Let’s look more closely at Gene’s four recommendations.

    1. Focus intently on clearly-defined goals. He suggests an annual exercise in which both business and IT staff revisit the EA program to ensure it’s creating value and focused on delivering what it promised. This includes setting specific, not just high-level, goals for the EA program and using a “goal tree” to explicitly link business needs to IT goals and the work of the EA team. Spreading this exercise over two half-days, Gene has found, helps both IT and the business trim their wish-lists of projects down to what is most critical.
    2. Base EA Goals on What Matters to the Business – Now. This requires getting direct input from various levels on the business side – operational types to understand short-term needs, as well as higher-level executives to understand future requirements. Gene also recommends using scenarios and narratives to confirm the EA team “got” what the business said it wanted. Don’t rely only on the “official” organizational plan, but ask business managers what keeps them up at night. And finally, start working on short-term needs while continuing your data collection and planning. “Nothing says `irrelevant’ more than a six-month stretch where no `real work’ is getting done,” says Gene.
    3. Fit the EA practice to the organization. No two organizations, or business units within the same organization, have the same appetite for risk, the same speed of decision-making, or the same urgent problems and “must-have” priorities. Not all business managers are equally ready to step back and begin thinking in terms of an “enterprise architecture.” Gene recommends taking these needs into account by, for example, using “zone’ architecture models to address local differences while maintaining the overall consistency necessary to achieve enterprise efficiencies and support core EA strategies.

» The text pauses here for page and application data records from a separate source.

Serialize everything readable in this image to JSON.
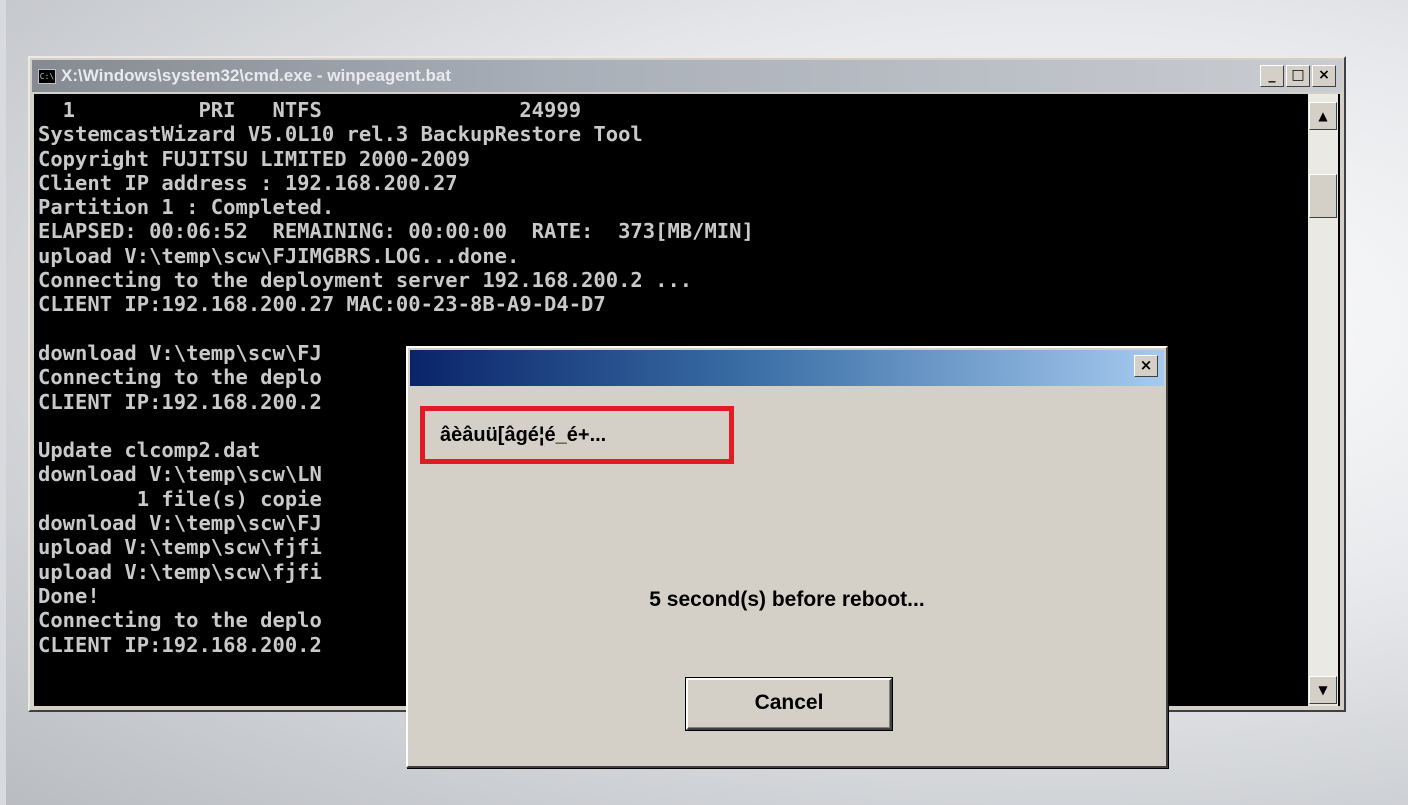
{
  "cmd_window": {
    "title": "X:\\Windows\\system32\\cmd.exe - winpeagent.bat",
    "icon_label": "C:\\",
    "buttons": {
      "minimize": "_",
      "maximize": "□",
      "close": "×"
    },
    "console_lines": [
      "  1          PRI   NTFS                24999",
      "SystemcastWizard V5.0L10 rel.3 BackupRestore Tool",
      "Copyright FUJITSU LIMITED 2000-2009",
      "Client IP address : 192.168.200.27",
      "Partition 1 : Completed.",
      "ELAPSED: 00:06:52  REMAINING: 00:00:00  RATE:  373[MB/MIN]",
      "upload V:\\temp\\scw\\FJIMGBRS.LOG...done.",
      "Connecting to the deployment server 192.168.200.2 ...",
      "CLIENT IP:192.168.200.27 MAC:00-23-8B-A9-D4-D7",
      "",
      "download V:\\temp\\scw\\FJ",
      "Connecting to the deplo",
      "CLIENT IP:192.168.200.2",
      "",
      "Update clcomp2.dat",
      "download V:\\temp\\scw\\LN",
      "        1 file(s) copie",
      "download V:\\temp\\scw\\FJ",
      "upload V:\\temp\\scw\\fjfi",
      "upload V:\\temp\\scw\\fjfi",
      "Done!",
      "Connecting to the deplo",
      "CLIENT IP:192.168.200.2"
    ],
    "scrollbar": {
      "up": "▲",
      "down": "▼"
    }
  },
  "dialog": {
    "title": "",
    "close_label": "×",
    "header_text": "âèâuü[âgé¦é_é+...",
    "message": "5 second(s) before reboot...",
    "cancel_label": "Cancel",
    "highlight_color": "#e01b24"
  }
}
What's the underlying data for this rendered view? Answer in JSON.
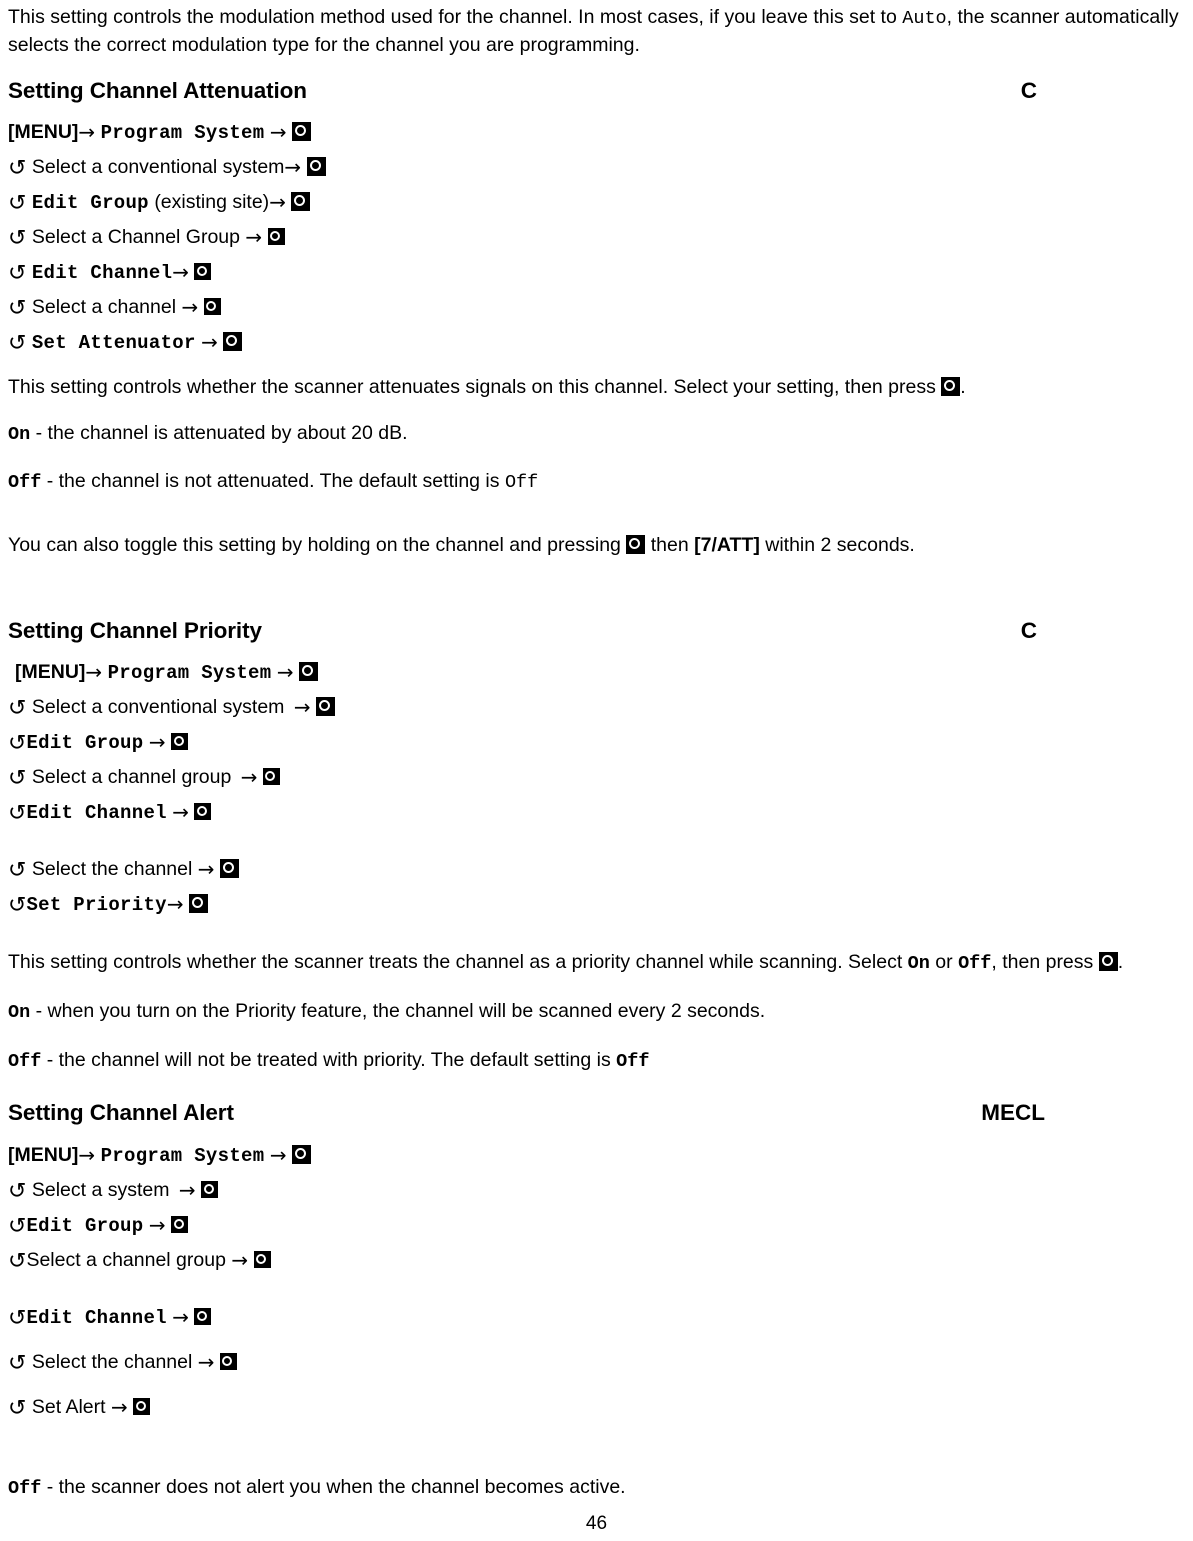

    4. Map the application strategy to business goals. Gene recommends very explicitly linking individual applications as well as higher-level business services to business goals and strategies. This includes “very explicitly scoring your applications according to their business impact and value, the soundness of the applications themselves, their fit with IT architecture, and the status of any relevant vendors” to provide a meaningful portfolio analysis, says Gene. He also recommends focusing not only on cost-reduction, but on providing the new capabilities that will get business managers enthused. He also says its critical to keep your road map grounded in reality by being clear about how long new initiatives will take, and what it will require to accomplish them.

        We were very gratified to hear Gene’s recommendations because so many of them are embodied in our software, and in our Troux Accelerator methodology that focuses on high value quick wins while insuring customer self sufficiency. We take an outcome-driven approach to EA, working with you and your stakeholders to identify the urgent issues that must be addressed now and creating visual reports that help you validate their importance with your business partners.

        If you’d like to hear more of Gene’s thoughts, watch the replay of the webinar. Alternatively download a complimentary copy of his research “Best Practices: Starting Or Restarting an EA Effort, July, 2010” here

        PS: If you’re ready to get more information on how to successfully execute your EA program, sign up now for our upcoming Troux Worldwide User Conference set for March 23-24, 2011 in Austin, Texas. We’ll feature more case studies than any other EA Conference – Guaranteed!